Zephyr Teachout, who was Howard Dean's campaign manager, is a real damned progressive. And you know how we kept saying we needed a progressive version of the Tea Party? A lot of Democratic politicians and campaign apparatchniks are sitting up and paying attention today.
Gov. Andrew M. Cuomo of New York claimed the Democratic nomination for a second term on Tuesday, but at a considerable price: A liberal challenger with little money or name recognition, Zephyr Teachout, was on track to receive about a third of the vote, a signal of the potent dissatisfaction with Mr. Cuomo in his party’s left wing.
Mr. Cuomo avoided what could have been a more damaging blow to his prestige, as his choice for lieutenant governor, Kathy Hochul, a former congresswoman from Buffalo, soundly defeated Ms. Teachout’s running mate, Tim Wu.

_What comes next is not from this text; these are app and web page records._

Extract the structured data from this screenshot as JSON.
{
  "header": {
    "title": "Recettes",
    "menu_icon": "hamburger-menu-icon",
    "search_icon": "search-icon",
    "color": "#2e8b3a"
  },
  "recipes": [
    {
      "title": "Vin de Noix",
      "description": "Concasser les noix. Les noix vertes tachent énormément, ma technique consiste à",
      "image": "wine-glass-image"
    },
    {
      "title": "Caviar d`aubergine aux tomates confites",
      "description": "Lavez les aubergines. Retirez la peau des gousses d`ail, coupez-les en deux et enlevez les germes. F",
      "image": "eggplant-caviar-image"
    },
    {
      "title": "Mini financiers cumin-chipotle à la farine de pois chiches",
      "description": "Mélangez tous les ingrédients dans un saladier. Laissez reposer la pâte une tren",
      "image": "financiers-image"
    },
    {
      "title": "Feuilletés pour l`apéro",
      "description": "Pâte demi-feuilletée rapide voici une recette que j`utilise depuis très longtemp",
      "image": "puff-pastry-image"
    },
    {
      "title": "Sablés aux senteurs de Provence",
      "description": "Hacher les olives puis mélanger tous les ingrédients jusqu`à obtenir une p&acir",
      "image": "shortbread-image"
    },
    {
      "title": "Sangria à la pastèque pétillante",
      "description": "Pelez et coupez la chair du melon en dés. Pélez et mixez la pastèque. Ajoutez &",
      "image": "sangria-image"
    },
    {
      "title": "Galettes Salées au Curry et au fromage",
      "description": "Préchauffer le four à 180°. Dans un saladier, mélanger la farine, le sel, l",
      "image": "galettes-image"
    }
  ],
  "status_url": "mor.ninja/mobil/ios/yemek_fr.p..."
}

[...] With 85 percent of precincts reporting, Mr. Cuomo had 60.7 percent of the vote, compared with 35.5 percent for Ms. Teachout.
Though she ran her campaign on a shoestring and with scarcely any organizational support, Ms. Teachout was on pace to record the strongest challenge to an incumbent governor since primaries for the office were established in New York in 1970.
[...] Ms. Teachout carried counties in large portions of New York, from the Canadian border to New York City’s northern suburbs. She and Mr. Wu, who were endorsed by one of the major unions of state workers, also ran away with the race in Albany County and much of the capital region.
Sounding jubilant, Ms. Teachout gave what sounded like a victory speech. “I will not be your next governor, but the Democrats of this state have been heard,” she told supporters jammed into a nightclub in Manhattan.
In a show of confidence heading into the campaign season, Mr. Cuomo largely avoided doing the things that candidates do — debating, pressing the flesh and pointing out his opponent’s flaws. But that strategy may have misfired. The strong performance by Ms. Teachout, a legal scholar of political corruption who had never run for office, was an embarrassing rebuke to Mr. Cuomo, and it could put a dent in any national aspirations he may hold.
Her support was driven in part by frustration among Democrats with Mr. Cuomo’s carefully calibrated way of governing. While he has been lauded by liberals in the state and nationally for bold action on topics like same-sex marriage and gun control, his posture on nuts-and-bolts issues like budgets and taxes has leaned more toward the right.